Start of Provided entries

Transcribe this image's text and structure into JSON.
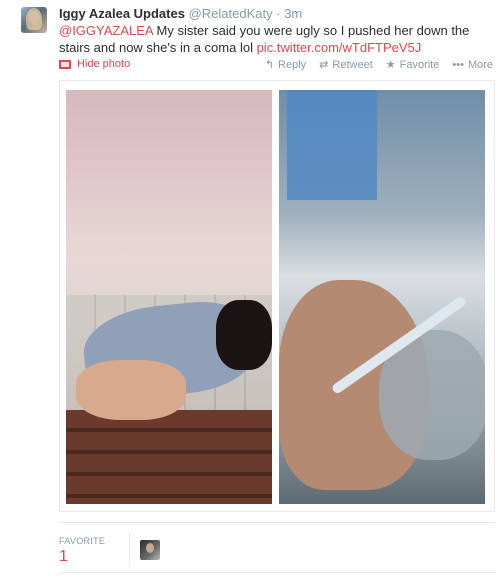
{
  "tweet": {
    "author_name": "Iggy Azalea Updates",
    "author_handle": "@RelatedKaty",
    "separator": "·",
    "time": "3m",
    "mention": "@IGGYAZALEA",
    "text": " My sister said you were ugly so I pushed her down the stairs and now she's in a coma lol ",
    "link": "pic.twitter.com/wTdFTPeV5J"
  },
  "actions": {
    "hide_photo": "Hide photo",
    "reply": "Reply",
    "retweet": "Retweet",
    "favorite": "Favorite",
    "more": "More"
  },
  "icons": {
    "reply": "reply-icon",
    "retweet": "retweet-icon",
    "favorite": "star-icon",
    "more": "more-dots-icon",
    "photo": "photo-icon"
  },
  "stats": {
    "favorite_label": "FAVORITE",
    "favorite_count": "1"
  },
  "colors": {
    "accent": "#e0474c",
    "muted": "#8899a6",
    "text": "#292f33"
  }
}
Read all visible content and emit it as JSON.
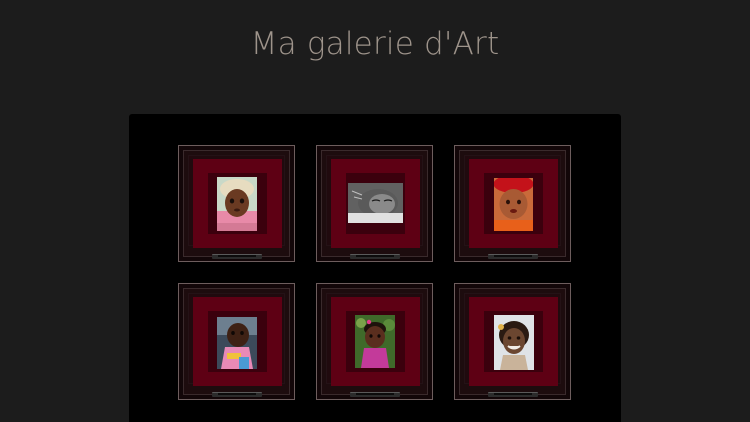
{
  "page": {
    "title": "Ma galerie d'Art"
  },
  "gallery": {
    "items": [
      {
        "subject": "portrait-child-headscarf",
        "bg": "#c1443d",
        "skin": "#6a3a22"
      },
      {
        "subject": "portrait-baby-sleeping-bw",
        "bg": "#a8a8a8",
        "skin": "#4a4a4a"
      },
      {
        "subject": "portrait-baby-red-hat",
        "bg": "#d4551e",
        "skin": "#8a4a2a"
      },
      {
        "subject": "portrait-child-pink-sweater",
        "bg": "#5a6a7a",
        "skin": "#4a2a1a"
      },
      {
        "subject": "portrait-girl-garden",
        "bg": "#4a6a2a",
        "skin": "#5a2e1e"
      },
      {
        "subject": "portrait-girl-smiling-sketch",
        "bg": "#cfd3d8",
        "skin": "#6b4630"
      }
    ]
  },
  "colors": {
    "page_bg": "#1c1c1c",
    "panel_bg": "#000000",
    "title": "#9e948b",
    "mat": "#5e0014",
    "frame": "#1d0c0e"
  }
}
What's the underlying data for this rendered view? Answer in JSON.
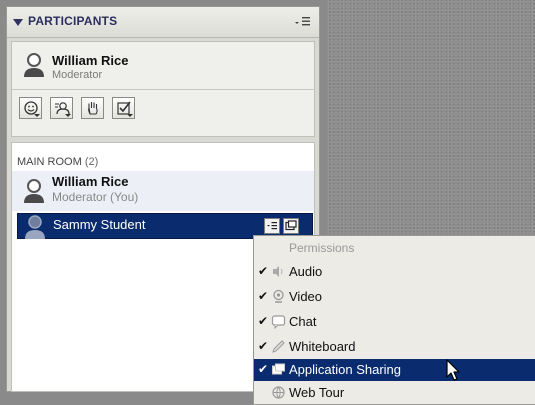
{
  "participants_panel": {
    "title": "PARTICIPANTS",
    "host": {
      "name": "William Rice",
      "role": "Moderator"
    },
    "toolbar_buttons": [
      {
        "icon": "smiley-icon"
      },
      {
        "icon": "profile-icon"
      },
      {
        "icon": "raise-hand-icon"
      },
      {
        "icon": "poll-check-icon"
      }
    ],
    "main_room": {
      "label": "MAIN ROOM",
      "count": "(2)",
      "attendees": [
        {
          "name": "William Rice",
          "role": "Moderator (You)"
        },
        {
          "name": "Sammy Student"
        }
      ]
    }
  },
  "context_menu": {
    "header": "Permissions",
    "items": [
      {
        "label": "Audio",
        "checked": "✔",
        "icon": "speaker-icon"
      },
      {
        "label": "Video",
        "checked": "✔",
        "icon": "webcam-icon"
      },
      {
        "label": "Chat",
        "checked": "✔",
        "icon": "chat-bubble-icon"
      },
      {
        "label": "Whiteboard",
        "checked": "✔",
        "icon": "pencil-icon"
      },
      {
        "label": "Application Sharing",
        "checked": "✔",
        "icon": "app-sharing-icon",
        "highlighted": true
      },
      {
        "label": "Web Tour",
        "checked": "",
        "icon": "globe-icon"
      }
    ]
  },
  "colors": {
    "selection": "#0a2c6e",
    "panel_title": "#2b2f5c",
    "canvas": "#8c8c8c"
  }
}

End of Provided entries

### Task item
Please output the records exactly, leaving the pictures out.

### Final answer
Transcribe this image's text and structure into JSON.
{
  "tweet": {
    "author_name": "Iggy Azalea Updates",
    "author_handle": "@RelatedKaty",
    "separator": "·",
    "time": "3m",
    "mention": "@IGGYAZALEA",
    "text": " My sister said you were ugly so I pushed her down the stairs and now she's in a coma lol ",
    "link": "pic.twitter.com/wTdFTPeV5J"
  },
  "actions": {
    "hide_photo": "Hide photo",
    "reply": "Reply",
    "retweet": "Retweet",
    "favorite": "Favorite",
    "more": "More"
  },
  "icons": {
    "reply": "reply-icon",
    "retweet": "retweet-icon",
    "favorite": "star-icon",
    "more": "more-dots-icon",
    "photo": "photo-icon"
  },
  "stats": {
    "favorite_label": "FAVORITE",
    "favorite_count": "1"
  },
  "colors": {
    "accent": "#e0474c",
    "muted": "#8899a6",
    "text": "#292f33"
  }
}
Read all visible content and emit it as JSON.
{
  "page": {
    "title": "Ma galerie d'Art"
  },
  "gallery": {
    "items": [
      {
        "subject": "portrait-child-headscarf",
        "bg": "#c1443d",
        "skin": "#6a3a22"
      },
      {
        "subject": "portrait-baby-sleeping-bw",
        "bg": "#a8a8a8",
        "skin": "#4a4a4a"
      },
      {
        "subject": "portrait-baby-red-hat",
        "bg": "#d4551e",
        "skin": "#8a4a2a"
      },
      {
        "subject": "portrait-child-pink-sweater",
        "bg": "#5a6a7a",
        "skin": "#4a2a1a"
      },
      {
        "subject": "portrait-girl-garden",
        "bg": "#4a6a2a",
        "skin": "#5a2e1e"
      },
      {
        "subject": "portrait-girl-smiling-sketch",
        "bg": "#cfd3d8",
        "skin": "#6b4630"
      }
    ]
  },
  "colors": {
    "page_bg": "#1c1c1c",
    "panel_bg": "#000000",
    "title": "#9e948b",
    "mat": "#5e0014",
    "frame": "#1d0c0e"
  }
}
What's the underlying data for this rendered view? Answer in JSON.
{
  "participants_panel": {
    "title": "PARTICIPANTS",
    "host": {
      "name": "William Rice",
      "role": "Moderator"
    },
    "toolbar_buttons": [
      {
        "icon": "smiley-icon"
      },
      {
        "icon": "profile-icon"
      },
      {
        "icon": "raise-hand-icon"
      },
      {
        "icon": "poll-check-icon"
      }
    ],
    "main_room": {
      "label": "MAIN ROOM",
      "count": "(2)",
      "attendees": [
        {
          "name": "William Rice",
          "role": "Moderator (You)"
        },
        {
          "name": "Sammy Student"
        }
      ]
    }
  },
  "context_menu": {
    "header": "Permissions",
    "items": [
      {
        "label": "Audio",
        "checked": "✔",
        "icon": "speaker-icon"
      },
      {
        "label": "Video",
        "checked": "✔",
        "icon": "webcam-icon"
      },
      {
        "label": "Chat",
        "checked": "✔",
        "icon": "chat-bubble-icon"
      },
      {
        "label": "Whiteboard",
        "checked": "✔",
        "icon": "pencil-icon"
      },
      {
        "label": "Application Sharing",
        "checked": "✔",
        "icon": "app-sharing-icon",
        "highlighted": true
      },
      {
        "label": "Web Tour",
        "checked": "",
        "icon": "globe-icon"
      }
    ]
  },
  "colors": {
    "selection": "#0a2c6e",
    "panel_title": "#2b2f5c",
    "canvas": "#8c8c8c"
  }
}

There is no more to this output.